These are some of the talented artisans returning to—or making their debut in—NY NOW HANDMADE this February.
Pig Butcher Block by Swaine Street Woodworking
Jana Bookholt handcrafted this piece in her Nova Scotia studio from domestic North American maple, which is naturally anti-microbial and easy to care for. Featuring her unique hand-drawn design, it is meant to become an heirloom with proper care. Bookholt’s distinctive cutting boards, charcuterie board, and butcher blocks represent a fusion of her training in fine art and woodworking. Its dimensions are 12 inches diameter, 1.5 inch thick. For more information, visit swainestreetwoodworking.com.
Olympirings by Delight London
This range of sporty rubber band fashion jewelry will make its U.S. market debut at NY NOW this winter. Designer Ros Weaver got the inspiration for her quirky “rubellery” after seeing her twin sons wearing rubber bands discarded from the mail. She uses ethically sourced, natural latex bands from sustainable rubber tree plantations in southern India. The bands are threaded on strong elastic and include a special printed nylon signature disc. For more information, visit delightrubellery.co.uk.
Lily of the Valley by Kinaloon
Each piece of Barbara Raidl’s hand-crafted stationery is an original piece of artwork. She draws the designs, then silk screens them on 100# paper using a rustic press. This set of six 4.25-inch x 5.5-inch A2 cards are screened with super opaque white ink on French’s recycled Jellybean paper, and come with six white envelopes. The inside is blank. Each set comes in a clear box. For more information, visit kinaloon.com.
Leather Cuff Collection by Billykirk
Handmade in Pennsylvania of U.S.-sourced leather, this line of unisex wrist cuffs features eight styles, both single and double-cuffed, in several color choices, from tan to black. Hand-burnished and edged, Chris and Kirk Bray’s sculptural and minimalistic designs are finished with coated or plated brass hardware. For more information, visit billykirk.com.
(Re)Bottled by Green Glass
With the goal of reducing the use of plastic bottles, this reusable oversized glass can hold 20 ounces of liquid. It’s made from a reclaimed Chardonnay bottle, rescued from the North American waste stream, and converted in central Wisconsin. The sturdy glass still has a punt at its base, clearly showing off its origins. For more information, visit greenglass.com.
Scalloped Bowl with Servers by Swahili Imports
Acclaimed Haitian artist Einstein Albert and his co-op of artisans hand-carve this serveware from the native Obeche tree, a fast-growing and sustainable plantation wood. These limited-edition bowls feature a gentle scalloped shape and are finished with a rich stain that highlights that natural coloration of the wood. They are filed and sanded repeatedly for smoothness. The set comes with two salad servers. For more information, visit swahiliwholesale.com.

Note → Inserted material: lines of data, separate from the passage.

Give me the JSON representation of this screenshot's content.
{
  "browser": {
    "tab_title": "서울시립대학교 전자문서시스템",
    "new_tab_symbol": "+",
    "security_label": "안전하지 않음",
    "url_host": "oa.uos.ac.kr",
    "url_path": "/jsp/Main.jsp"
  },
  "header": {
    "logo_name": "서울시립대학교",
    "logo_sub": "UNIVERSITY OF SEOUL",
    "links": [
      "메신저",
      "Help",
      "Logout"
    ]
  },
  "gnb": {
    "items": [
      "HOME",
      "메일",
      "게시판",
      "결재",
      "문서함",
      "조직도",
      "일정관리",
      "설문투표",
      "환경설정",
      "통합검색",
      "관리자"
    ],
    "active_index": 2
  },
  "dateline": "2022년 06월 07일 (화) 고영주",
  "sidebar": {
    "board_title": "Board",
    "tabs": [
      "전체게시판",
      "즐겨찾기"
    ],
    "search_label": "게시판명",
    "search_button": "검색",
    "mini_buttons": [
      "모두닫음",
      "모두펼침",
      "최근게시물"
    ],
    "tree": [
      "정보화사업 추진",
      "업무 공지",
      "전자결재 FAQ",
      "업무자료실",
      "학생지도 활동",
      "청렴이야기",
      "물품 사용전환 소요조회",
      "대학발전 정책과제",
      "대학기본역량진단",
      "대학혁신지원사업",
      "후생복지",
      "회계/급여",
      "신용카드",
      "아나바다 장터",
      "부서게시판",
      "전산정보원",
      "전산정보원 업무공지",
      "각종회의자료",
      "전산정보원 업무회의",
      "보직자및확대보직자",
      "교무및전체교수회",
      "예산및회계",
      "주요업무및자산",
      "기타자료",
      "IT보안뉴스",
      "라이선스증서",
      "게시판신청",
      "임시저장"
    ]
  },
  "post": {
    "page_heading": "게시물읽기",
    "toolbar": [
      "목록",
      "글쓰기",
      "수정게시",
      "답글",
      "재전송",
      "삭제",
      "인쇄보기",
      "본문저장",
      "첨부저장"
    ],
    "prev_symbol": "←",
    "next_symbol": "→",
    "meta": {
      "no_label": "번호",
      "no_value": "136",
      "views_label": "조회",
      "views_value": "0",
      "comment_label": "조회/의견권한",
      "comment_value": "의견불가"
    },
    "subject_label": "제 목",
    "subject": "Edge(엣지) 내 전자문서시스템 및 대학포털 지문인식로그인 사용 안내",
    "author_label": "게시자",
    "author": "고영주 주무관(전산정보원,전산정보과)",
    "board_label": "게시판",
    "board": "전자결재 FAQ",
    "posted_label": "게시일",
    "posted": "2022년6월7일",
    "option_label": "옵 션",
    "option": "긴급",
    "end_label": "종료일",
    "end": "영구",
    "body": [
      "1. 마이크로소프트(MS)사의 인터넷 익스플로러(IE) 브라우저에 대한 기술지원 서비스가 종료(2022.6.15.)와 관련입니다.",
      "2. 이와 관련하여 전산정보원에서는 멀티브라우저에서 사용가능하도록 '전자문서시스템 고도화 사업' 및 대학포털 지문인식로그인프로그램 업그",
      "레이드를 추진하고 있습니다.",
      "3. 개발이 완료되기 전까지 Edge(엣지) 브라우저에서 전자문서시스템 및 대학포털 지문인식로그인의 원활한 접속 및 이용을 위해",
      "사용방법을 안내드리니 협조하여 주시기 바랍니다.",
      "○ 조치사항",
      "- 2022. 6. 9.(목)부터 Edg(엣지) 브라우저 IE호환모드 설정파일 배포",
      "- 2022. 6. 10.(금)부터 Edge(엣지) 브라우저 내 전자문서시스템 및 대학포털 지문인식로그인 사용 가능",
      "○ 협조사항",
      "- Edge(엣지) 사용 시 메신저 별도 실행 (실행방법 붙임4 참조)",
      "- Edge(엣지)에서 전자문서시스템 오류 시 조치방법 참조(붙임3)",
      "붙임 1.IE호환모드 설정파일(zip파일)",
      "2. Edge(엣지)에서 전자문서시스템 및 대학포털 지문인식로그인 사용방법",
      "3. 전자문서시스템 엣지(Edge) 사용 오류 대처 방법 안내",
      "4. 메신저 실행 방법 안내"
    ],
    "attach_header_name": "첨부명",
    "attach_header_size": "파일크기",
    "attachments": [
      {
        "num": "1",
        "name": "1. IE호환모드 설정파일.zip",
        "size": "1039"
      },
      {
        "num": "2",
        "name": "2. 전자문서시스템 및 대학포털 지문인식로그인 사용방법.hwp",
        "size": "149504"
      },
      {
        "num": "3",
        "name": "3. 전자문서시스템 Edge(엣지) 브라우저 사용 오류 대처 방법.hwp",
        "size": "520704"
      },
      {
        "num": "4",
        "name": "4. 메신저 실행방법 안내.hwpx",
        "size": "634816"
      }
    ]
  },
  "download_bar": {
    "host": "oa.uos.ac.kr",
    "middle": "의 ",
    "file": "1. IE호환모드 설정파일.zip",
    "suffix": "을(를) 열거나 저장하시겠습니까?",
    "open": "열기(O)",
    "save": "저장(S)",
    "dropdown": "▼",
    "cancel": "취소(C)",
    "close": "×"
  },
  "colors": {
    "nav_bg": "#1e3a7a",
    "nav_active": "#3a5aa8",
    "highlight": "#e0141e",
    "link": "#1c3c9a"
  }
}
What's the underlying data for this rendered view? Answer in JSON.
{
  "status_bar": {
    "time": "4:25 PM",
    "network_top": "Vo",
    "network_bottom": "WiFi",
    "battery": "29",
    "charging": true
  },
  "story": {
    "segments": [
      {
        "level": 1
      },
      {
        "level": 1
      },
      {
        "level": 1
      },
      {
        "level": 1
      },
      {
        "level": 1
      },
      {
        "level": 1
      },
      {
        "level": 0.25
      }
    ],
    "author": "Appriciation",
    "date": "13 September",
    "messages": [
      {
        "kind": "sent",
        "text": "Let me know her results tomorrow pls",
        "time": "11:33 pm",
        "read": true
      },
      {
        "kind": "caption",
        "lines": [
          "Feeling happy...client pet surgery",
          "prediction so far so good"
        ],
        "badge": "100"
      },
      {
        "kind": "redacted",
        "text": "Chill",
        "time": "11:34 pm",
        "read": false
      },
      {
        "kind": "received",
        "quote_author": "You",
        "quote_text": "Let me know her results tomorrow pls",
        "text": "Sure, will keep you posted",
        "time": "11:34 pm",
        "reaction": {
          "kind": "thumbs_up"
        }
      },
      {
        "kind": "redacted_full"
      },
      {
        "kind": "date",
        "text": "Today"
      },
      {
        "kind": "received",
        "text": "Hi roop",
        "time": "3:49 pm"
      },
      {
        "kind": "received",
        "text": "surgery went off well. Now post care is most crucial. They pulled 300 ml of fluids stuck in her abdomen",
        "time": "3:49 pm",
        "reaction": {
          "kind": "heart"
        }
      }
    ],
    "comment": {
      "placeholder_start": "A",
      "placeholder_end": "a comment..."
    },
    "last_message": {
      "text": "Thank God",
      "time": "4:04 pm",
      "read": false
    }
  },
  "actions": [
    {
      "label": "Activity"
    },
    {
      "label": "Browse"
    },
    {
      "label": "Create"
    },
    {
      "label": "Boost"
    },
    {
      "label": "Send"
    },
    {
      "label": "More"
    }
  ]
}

Cokoons™ Footwear by HWD Felt
Wool felt, a renewable resource, naturally insulates, ventilates, and can be easily formed. To create these durable and unique slippers, feltmakers layer wool fibers, rub them together with soapy water, and then hand-sculpt each pair. The uppers are made from 100% wool and are attached to modern rubber soles for indoor and outdoor wear. For more information, visit cokoons.com.
Hmong Bridal Book by Marina Paper
A beautiful brass brooch from the Hmong tribe in the Golden triangle of Southeast Asia adorns this journal’s hard vegetal leather cover. It closes in the soft wrap of a thin fabric twisted around the spiral brooch. The spiral is symbolically related to water, the moon, and feminine energy, which, in turn, are connected to fertility, birth, love, and marriage. It contains 40 sheets of thick, patterned Daphne paper. For more information, visit marinapaper.com.